=== Record set ===

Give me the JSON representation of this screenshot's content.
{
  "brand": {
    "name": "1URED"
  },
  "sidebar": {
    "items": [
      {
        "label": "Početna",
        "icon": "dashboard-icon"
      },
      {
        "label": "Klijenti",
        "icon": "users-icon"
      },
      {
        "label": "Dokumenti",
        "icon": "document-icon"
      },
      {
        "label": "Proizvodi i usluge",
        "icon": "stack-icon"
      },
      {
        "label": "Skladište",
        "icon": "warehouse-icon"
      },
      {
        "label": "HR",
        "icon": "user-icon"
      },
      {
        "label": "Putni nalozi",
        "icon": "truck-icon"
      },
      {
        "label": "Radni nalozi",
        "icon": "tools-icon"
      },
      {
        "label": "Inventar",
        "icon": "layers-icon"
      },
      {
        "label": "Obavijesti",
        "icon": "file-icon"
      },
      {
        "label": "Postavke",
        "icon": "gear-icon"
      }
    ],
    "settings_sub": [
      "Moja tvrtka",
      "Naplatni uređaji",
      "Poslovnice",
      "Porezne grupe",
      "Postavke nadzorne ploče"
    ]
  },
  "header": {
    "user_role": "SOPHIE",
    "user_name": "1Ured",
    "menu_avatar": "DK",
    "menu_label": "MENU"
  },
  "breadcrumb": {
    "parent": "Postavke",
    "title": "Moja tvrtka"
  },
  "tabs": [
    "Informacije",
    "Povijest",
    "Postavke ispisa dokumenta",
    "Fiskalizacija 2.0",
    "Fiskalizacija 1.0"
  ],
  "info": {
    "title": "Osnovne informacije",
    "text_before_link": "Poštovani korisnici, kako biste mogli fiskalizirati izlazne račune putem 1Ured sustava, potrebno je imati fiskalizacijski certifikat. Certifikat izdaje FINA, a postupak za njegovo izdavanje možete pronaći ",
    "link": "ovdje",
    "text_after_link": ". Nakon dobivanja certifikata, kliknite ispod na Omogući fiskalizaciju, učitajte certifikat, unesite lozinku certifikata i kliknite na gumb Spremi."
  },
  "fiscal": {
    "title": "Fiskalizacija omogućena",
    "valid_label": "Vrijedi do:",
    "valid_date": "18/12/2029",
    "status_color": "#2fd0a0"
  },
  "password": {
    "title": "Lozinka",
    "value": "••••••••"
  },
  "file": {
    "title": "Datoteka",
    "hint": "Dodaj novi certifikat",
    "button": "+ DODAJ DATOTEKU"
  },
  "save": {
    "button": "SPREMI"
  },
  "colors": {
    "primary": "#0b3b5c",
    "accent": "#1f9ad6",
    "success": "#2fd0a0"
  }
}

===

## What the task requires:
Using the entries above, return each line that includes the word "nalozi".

## The answer:
        "label": "Putni nalozi",
        "label": "Radni nalozi",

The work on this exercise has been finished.